    Flourie B, Vidon N, Florent CH, Bernier JJ. Effect of pectin on jejunal glucose absorption and unstirred layer thickness in normal man. Gut. 1984;2:936–41.CrossRefGoogle Scholar
  44. 44.
    Jenkins DJA, Leeds AR, Wolever TMS, Goff DV, George K, Alberti MM, et al. Unabsorbable carbohydrates and diabetes: decreased postprandial hyperglycaemia. Lancet. 1976;2:172–4.PubMedCrossRefGoogle Scholar
  45. 45.
    Edwards CA, Blackburn NA, Craigne L, Davison P, Tomlin J, Sugden K, et al. Viscosity of food gums determined in vitro related to their hypoglycaemic actions. Am J Clin Nutr. 1987;46:72–7.PubMedGoogle Scholar

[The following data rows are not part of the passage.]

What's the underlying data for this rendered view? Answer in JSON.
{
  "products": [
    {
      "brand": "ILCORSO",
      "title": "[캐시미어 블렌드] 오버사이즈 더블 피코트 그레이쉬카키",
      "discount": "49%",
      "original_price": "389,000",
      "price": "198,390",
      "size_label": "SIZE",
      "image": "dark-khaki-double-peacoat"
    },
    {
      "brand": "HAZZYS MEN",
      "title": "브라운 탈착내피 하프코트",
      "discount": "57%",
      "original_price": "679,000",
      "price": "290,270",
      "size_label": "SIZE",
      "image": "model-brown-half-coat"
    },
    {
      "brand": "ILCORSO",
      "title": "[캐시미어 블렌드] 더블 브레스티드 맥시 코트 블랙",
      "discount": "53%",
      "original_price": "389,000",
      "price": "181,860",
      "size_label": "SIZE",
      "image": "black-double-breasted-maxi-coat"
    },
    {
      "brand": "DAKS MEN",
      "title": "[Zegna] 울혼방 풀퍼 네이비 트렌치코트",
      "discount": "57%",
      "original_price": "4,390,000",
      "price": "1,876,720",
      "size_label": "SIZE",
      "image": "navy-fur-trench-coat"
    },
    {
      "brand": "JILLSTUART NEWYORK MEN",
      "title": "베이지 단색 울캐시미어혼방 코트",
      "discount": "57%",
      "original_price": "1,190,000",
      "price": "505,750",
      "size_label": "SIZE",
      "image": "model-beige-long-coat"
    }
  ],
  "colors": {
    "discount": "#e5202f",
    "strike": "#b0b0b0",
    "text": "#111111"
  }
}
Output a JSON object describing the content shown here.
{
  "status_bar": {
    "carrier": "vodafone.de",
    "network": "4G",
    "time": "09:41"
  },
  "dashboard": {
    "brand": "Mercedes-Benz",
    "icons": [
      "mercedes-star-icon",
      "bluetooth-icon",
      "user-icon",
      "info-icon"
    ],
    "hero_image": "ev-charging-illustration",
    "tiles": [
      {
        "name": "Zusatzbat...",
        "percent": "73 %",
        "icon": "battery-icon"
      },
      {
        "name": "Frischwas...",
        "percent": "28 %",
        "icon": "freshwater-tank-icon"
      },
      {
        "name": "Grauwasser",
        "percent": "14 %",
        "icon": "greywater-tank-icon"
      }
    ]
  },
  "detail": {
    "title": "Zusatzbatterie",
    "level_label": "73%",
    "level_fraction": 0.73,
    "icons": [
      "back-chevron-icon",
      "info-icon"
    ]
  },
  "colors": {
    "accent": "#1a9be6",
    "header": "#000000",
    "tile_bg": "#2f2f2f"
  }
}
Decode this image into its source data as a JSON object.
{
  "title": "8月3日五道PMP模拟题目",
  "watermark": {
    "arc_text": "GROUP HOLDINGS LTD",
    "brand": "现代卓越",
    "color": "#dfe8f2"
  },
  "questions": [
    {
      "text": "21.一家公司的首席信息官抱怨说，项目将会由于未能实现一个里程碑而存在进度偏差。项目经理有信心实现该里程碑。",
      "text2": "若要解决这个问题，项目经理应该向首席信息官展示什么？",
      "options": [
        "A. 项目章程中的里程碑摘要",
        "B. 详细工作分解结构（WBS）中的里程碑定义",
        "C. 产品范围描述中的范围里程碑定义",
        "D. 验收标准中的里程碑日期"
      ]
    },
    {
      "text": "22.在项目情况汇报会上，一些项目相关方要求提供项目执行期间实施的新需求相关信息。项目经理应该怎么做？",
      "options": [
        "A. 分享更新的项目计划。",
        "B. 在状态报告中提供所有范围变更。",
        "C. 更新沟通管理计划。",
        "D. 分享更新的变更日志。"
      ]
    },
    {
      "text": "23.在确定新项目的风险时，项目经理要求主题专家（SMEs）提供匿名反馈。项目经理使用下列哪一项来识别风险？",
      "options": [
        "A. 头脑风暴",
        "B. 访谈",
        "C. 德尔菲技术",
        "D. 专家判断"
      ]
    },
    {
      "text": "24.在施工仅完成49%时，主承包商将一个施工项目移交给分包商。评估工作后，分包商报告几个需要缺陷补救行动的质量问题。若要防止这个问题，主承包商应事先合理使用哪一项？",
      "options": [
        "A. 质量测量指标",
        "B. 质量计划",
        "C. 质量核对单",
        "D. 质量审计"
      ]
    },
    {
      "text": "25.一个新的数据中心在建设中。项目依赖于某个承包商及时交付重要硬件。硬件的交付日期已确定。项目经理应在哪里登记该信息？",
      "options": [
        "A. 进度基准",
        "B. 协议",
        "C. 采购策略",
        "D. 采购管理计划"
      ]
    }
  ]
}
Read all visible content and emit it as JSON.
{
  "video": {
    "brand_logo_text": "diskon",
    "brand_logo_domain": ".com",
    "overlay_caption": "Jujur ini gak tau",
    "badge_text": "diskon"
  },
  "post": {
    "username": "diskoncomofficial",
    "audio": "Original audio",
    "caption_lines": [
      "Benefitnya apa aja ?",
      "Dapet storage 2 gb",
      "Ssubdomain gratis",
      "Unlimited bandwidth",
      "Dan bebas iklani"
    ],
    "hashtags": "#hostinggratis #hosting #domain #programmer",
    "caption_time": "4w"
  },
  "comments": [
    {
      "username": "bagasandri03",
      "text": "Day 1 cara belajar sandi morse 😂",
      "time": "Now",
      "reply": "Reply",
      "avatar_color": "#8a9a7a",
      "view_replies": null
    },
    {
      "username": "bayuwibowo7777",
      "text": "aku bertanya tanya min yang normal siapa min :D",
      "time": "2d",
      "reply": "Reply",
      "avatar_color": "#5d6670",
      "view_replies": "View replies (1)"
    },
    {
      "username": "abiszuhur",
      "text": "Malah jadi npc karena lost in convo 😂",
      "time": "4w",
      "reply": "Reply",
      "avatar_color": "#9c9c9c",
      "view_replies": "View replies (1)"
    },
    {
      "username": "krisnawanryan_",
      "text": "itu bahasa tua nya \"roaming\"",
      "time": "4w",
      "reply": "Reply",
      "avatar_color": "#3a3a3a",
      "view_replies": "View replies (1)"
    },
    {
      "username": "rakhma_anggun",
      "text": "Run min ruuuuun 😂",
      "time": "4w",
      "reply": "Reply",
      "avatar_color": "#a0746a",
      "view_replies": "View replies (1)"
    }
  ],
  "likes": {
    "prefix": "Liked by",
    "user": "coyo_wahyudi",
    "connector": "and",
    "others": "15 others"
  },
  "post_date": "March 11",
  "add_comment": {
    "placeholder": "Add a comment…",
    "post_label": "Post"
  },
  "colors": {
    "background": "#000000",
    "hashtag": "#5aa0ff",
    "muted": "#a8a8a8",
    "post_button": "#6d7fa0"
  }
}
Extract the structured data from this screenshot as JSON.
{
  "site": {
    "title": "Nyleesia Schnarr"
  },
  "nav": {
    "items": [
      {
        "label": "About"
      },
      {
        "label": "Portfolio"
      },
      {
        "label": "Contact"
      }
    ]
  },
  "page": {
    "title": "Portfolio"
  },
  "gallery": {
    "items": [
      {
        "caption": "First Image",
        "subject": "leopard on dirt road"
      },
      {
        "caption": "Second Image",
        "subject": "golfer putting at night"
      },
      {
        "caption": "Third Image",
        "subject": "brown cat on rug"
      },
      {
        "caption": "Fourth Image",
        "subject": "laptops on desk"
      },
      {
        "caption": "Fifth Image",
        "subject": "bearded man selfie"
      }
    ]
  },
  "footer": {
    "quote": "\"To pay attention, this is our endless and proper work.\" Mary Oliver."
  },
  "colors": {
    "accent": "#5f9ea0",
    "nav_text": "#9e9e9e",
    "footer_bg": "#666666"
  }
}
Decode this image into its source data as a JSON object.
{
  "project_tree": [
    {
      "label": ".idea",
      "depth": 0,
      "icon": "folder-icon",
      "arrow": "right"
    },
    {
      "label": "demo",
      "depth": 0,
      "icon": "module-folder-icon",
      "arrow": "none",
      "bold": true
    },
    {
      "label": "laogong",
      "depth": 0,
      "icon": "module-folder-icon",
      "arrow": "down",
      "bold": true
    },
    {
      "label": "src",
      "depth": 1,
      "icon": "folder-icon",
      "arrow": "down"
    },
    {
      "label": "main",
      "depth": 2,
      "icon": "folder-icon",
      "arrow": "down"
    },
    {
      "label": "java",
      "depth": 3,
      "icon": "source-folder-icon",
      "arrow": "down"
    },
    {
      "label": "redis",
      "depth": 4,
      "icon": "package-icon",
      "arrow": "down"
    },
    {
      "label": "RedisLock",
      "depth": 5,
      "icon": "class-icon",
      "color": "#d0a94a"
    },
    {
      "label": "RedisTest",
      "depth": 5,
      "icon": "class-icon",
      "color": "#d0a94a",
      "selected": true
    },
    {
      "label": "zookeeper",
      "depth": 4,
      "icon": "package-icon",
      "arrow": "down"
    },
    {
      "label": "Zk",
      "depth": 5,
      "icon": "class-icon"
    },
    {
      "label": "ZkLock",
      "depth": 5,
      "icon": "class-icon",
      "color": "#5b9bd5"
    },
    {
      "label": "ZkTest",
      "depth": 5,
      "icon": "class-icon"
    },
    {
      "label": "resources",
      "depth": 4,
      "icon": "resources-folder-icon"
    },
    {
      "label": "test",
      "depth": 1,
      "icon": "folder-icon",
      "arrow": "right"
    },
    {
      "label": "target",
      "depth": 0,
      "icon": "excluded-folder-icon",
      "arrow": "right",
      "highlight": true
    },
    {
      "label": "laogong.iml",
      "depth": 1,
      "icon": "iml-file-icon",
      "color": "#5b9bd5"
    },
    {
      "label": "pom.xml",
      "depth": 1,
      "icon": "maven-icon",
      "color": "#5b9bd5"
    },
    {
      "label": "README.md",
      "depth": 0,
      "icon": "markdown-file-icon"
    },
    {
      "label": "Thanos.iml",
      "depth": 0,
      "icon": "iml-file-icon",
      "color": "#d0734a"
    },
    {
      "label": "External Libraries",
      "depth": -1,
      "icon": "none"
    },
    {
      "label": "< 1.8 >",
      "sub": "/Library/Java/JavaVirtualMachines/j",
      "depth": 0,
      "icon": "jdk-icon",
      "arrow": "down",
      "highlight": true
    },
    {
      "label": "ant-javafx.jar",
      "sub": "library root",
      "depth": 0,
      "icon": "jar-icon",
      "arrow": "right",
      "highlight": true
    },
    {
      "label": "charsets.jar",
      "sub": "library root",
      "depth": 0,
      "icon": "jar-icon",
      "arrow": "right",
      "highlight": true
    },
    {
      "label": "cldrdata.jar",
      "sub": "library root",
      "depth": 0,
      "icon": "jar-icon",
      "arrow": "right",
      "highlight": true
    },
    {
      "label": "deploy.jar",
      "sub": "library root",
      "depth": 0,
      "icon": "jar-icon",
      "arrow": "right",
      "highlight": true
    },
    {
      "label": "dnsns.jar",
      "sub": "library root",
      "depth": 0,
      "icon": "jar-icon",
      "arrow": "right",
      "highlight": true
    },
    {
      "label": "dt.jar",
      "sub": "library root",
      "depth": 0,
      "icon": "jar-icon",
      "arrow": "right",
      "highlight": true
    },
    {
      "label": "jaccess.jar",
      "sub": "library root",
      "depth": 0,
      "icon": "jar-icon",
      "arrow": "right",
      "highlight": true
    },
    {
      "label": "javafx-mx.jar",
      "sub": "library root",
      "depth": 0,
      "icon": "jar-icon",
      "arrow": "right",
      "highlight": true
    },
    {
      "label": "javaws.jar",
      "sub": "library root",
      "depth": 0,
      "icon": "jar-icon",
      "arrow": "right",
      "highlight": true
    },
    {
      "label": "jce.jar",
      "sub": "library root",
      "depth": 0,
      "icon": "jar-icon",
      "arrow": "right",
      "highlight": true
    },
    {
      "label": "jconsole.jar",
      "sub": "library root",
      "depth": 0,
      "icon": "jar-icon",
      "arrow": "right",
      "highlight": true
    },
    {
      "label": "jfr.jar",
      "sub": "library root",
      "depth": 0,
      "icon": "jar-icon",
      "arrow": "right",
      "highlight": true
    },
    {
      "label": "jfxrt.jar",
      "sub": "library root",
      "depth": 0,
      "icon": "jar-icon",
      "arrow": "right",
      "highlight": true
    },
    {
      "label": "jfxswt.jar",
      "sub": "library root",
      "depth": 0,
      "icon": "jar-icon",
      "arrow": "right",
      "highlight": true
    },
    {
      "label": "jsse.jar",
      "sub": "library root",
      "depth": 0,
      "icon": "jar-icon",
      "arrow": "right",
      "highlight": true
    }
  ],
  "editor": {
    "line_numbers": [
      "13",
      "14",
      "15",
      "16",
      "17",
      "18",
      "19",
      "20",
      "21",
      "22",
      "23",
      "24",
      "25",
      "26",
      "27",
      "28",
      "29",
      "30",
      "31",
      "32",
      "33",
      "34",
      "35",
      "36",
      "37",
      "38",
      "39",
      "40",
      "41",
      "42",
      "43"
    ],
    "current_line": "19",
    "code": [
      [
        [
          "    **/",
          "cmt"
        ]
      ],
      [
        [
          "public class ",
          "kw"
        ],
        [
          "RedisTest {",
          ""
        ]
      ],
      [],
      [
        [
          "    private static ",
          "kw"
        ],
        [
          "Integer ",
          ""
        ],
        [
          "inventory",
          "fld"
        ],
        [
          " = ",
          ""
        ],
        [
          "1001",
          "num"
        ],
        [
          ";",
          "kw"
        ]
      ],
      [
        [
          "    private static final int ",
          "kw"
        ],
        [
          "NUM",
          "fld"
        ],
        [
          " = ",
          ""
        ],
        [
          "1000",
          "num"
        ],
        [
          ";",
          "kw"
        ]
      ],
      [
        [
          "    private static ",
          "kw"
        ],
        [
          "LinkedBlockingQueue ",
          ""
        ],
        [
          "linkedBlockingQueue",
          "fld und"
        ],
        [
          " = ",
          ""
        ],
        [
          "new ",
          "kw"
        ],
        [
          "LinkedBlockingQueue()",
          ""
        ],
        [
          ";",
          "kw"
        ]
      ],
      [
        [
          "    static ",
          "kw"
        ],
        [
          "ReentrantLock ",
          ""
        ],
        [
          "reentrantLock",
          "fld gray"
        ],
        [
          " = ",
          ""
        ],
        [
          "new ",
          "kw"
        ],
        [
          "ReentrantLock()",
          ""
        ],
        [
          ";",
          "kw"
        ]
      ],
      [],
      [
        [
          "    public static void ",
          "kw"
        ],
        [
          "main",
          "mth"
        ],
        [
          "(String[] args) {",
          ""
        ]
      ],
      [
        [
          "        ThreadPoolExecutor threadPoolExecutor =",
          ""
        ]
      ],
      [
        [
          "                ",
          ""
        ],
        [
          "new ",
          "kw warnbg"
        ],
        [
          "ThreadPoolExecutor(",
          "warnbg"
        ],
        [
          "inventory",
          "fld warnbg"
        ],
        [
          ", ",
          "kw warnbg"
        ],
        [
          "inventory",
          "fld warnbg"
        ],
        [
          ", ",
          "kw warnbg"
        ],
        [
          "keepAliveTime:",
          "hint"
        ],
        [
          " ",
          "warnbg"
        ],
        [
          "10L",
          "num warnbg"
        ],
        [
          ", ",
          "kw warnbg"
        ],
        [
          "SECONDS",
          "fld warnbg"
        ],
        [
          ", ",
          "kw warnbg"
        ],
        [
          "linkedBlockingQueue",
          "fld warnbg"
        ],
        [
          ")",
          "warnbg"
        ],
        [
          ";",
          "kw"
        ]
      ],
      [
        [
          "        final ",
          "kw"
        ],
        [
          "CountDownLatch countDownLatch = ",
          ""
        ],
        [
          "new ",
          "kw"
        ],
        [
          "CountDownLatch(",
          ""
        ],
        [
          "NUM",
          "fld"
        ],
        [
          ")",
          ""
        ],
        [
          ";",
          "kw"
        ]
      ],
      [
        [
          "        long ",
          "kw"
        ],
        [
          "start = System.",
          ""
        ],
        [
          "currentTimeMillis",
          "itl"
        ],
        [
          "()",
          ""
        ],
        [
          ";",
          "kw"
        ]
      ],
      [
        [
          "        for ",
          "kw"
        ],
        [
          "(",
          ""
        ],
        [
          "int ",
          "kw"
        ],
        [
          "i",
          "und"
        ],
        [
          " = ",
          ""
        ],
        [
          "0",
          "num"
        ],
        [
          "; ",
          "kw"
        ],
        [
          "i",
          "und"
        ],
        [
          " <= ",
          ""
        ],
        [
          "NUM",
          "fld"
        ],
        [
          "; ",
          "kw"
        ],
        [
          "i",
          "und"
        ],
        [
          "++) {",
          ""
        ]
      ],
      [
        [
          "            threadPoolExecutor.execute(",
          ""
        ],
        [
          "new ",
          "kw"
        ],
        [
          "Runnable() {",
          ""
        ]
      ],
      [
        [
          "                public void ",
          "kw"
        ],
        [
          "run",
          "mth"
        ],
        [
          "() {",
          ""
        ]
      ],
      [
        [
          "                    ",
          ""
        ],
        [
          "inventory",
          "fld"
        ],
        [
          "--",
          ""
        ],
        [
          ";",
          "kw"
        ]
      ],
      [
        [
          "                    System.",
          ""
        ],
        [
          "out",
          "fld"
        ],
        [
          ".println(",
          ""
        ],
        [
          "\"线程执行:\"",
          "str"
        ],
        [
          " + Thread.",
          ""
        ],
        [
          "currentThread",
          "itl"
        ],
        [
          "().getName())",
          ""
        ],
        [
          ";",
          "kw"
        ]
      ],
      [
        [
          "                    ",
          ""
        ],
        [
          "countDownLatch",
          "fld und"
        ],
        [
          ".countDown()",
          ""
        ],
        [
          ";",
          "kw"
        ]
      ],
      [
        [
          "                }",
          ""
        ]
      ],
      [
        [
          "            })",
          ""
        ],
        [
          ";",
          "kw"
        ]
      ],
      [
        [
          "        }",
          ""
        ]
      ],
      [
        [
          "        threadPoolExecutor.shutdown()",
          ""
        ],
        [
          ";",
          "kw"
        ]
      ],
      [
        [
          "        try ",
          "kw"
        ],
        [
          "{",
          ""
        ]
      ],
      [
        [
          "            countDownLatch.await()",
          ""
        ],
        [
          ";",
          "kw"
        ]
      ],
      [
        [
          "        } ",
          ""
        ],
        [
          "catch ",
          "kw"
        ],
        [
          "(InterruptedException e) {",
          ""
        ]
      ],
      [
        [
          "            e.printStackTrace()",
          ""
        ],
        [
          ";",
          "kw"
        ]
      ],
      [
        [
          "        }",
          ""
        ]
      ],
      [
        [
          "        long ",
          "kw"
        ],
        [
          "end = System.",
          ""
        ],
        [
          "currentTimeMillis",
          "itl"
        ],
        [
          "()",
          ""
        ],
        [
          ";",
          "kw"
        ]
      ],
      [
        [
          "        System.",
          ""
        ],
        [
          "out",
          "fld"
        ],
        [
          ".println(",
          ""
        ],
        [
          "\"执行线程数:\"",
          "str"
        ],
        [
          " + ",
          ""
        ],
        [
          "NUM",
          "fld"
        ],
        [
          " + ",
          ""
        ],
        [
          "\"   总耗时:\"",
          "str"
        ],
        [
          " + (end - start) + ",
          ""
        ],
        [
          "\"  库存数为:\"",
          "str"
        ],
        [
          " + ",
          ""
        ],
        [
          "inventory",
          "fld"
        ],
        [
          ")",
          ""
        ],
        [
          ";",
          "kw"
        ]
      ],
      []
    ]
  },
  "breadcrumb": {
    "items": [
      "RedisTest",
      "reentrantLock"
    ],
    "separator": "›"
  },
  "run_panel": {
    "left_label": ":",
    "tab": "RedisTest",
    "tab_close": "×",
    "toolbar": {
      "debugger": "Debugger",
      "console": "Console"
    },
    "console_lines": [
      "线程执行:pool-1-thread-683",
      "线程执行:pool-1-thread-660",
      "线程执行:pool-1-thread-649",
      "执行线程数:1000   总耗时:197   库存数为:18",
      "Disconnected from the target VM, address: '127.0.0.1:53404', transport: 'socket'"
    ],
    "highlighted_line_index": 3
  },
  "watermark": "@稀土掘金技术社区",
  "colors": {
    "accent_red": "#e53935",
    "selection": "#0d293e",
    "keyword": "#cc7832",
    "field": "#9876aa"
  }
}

Copyright information

© Research Society for Study of Diabetes in India 2013

Authors and Affiliations

  • Violet Kasabri
    • 1
  • Rana Abu-Dahab
    • 1
  • Fatma U. Afifi
    • 1
  • Randa Naffa
    • 2
  • Lara Majdalawi
    • 1
  • Hazar Shawash
    • 1
  1. 1.Faculty of PharmacyThe University of JordanAmmanJordan
  2. 2.Faculty of MedicineThe University of JordanAmmanJordan

Personalised recommendations